*** Opening Supplied material ***

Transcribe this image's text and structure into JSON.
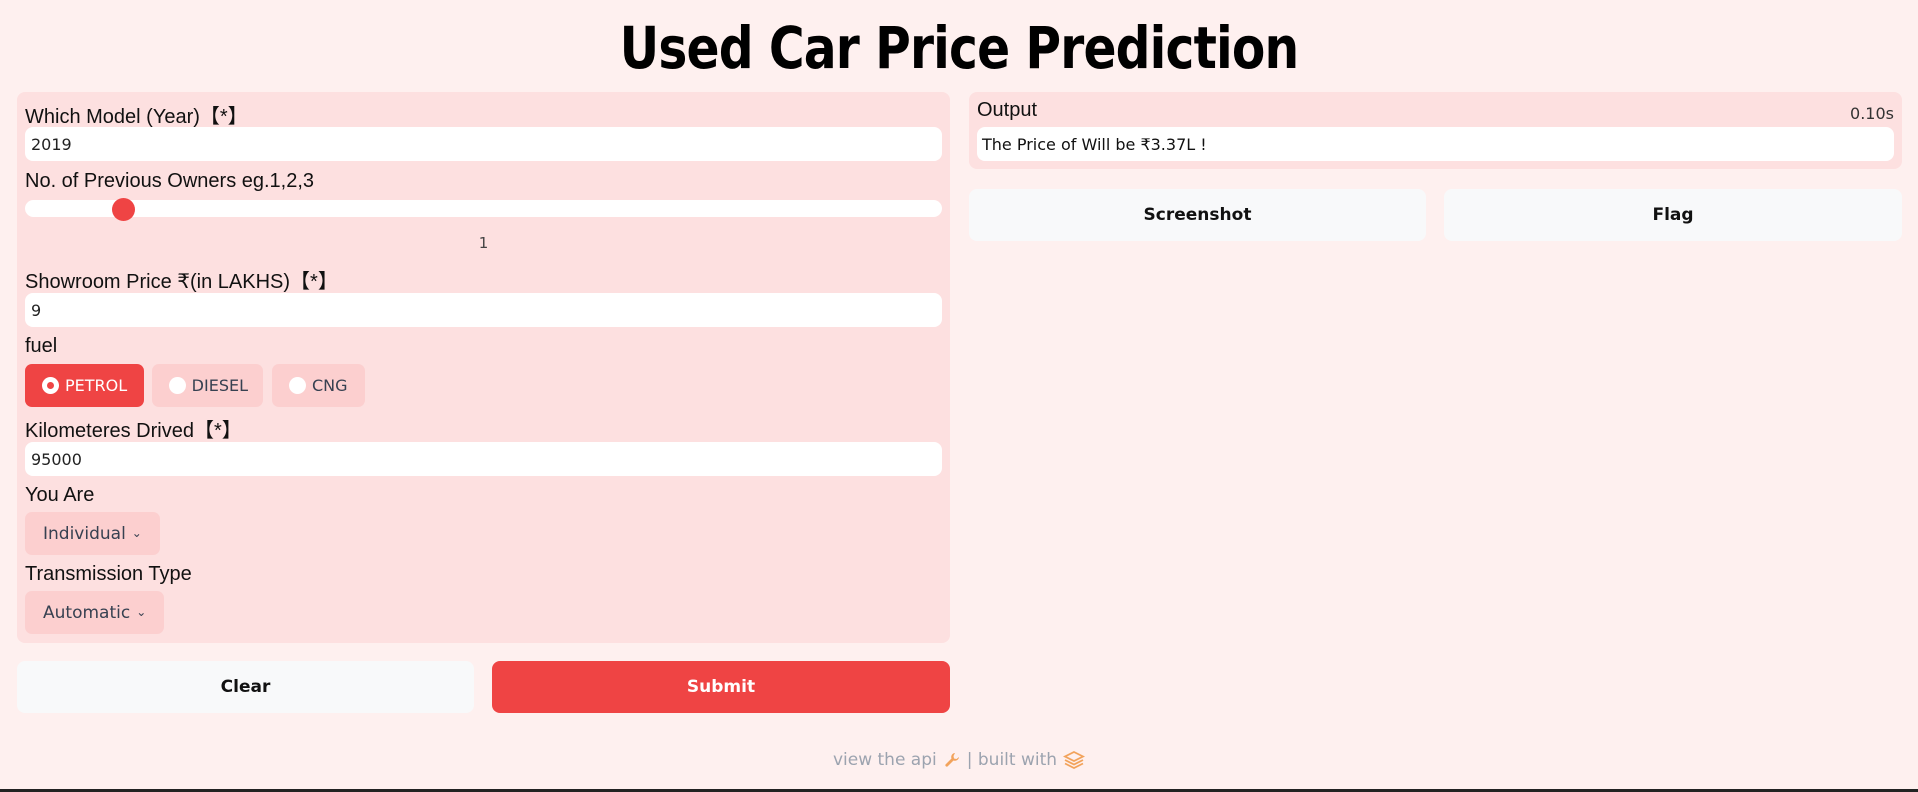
{
  "app": {
    "title": "Used Car Price Prediction"
  },
  "inputs": {
    "model_year": {
      "label": "Which Model (Year)【*】",
      "value": "2019"
    },
    "owners": {
      "label": "No. of Previous Owners eg.1,2,3",
      "value": "1",
      "slider_fraction": 0.1
    },
    "showroom_price": {
      "label": "Showroom Price ₹(in LAKHS)【*】",
      "value": "9"
    },
    "fuel": {
      "label": "fuel",
      "options": [
        "PETROL",
        "DIESEL",
        "CNG"
      ],
      "selected": "PETROL"
    },
    "kms": {
      "label": "Kilometeres Drived【*】",
      "value": "95000"
    },
    "seller": {
      "label": "You Are",
      "value": "Individual"
    },
    "transmission": {
      "label": "Transmission Type",
      "value": "Automatic"
    }
  },
  "actions": {
    "clear": "Clear",
    "submit": "Submit",
    "screenshot": "Screenshot",
    "flag": "Flag"
  },
  "output": {
    "label": "Output",
    "time": "0.10s",
    "text": "The Price of Will be  ₹3.37L !"
  },
  "footer": {
    "api_text": "view the api",
    "built_text": "| built with"
  },
  "colors": {
    "background": "#fef0ef",
    "panel": "#fde0e0",
    "accent": "#ef4444",
    "chip": "#fccfcf"
  },
  "icons": {
    "api": "wrench-icon",
    "logo": "gradio-logo-icon"
  }
}
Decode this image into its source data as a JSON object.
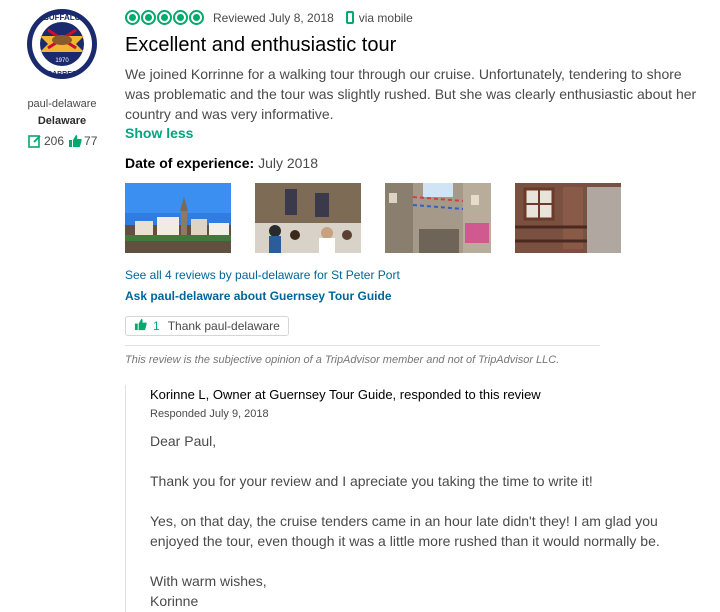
{
  "reviewer": {
    "avatar_text_top": "BUFFALO",
    "avatar_text_bottom": "SABRES",
    "avatar_text_year": "1970",
    "username": "paul-delaware",
    "location": "Delaware",
    "review_count": "206",
    "helpful_count": "77"
  },
  "review": {
    "rating_bubbles": 5,
    "reviewed_date": "Reviewed July 8, 2018",
    "via": "via mobile",
    "title": "Excellent and enthusiastic tour",
    "body": "We joined Korrinne for a walking tour through our cruise. Unfortunately, tendering to shore was problematic and the tour was slightly rushed. But she was clearly enthusiastic about her country and was very informative.",
    "show_less": "Show less",
    "date_of_experience_label": "Date of experience:",
    "date_of_experience_value": "July 2018",
    "see_all_link": "See all 4 reviews by paul-delaware for St Peter Port",
    "ask_link": "Ask paul-delaware about Guernsey Tour Guide",
    "thank_count": "1",
    "thank_label": "Thank paul-delaware",
    "disclaimer": "This review is the subjective opinion of a TripAdvisor member and not of TripAdvisor LLC."
  },
  "response": {
    "owner_line": "Korinne L, Owner at Guernsey Tour Guide, responded to this review",
    "date": "Responded July 9, 2018",
    "greeting": "Dear Paul,",
    "para1": "Thank you for your review and I apreciate you taking the time to write it!",
    "para2": "Yes, on that day, the cruise tenders came in an hour late didn't they! I am glad you enjoyed the tour, even though it was a little more rushed than it would normally be.",
    "closing": "With warm wishes,",
    "signature": "Korinne"
  },
  "colors": {
    "accent_green": "#00aa6c",
    "link_blue": "#006699"
  }
}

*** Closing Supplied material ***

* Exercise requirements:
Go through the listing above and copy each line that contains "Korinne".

* Solution for this task:
    "owner_line": "Korinne L, Owner at Guernsey Tour Guide, responded to this review",
    "signature": "Korinne"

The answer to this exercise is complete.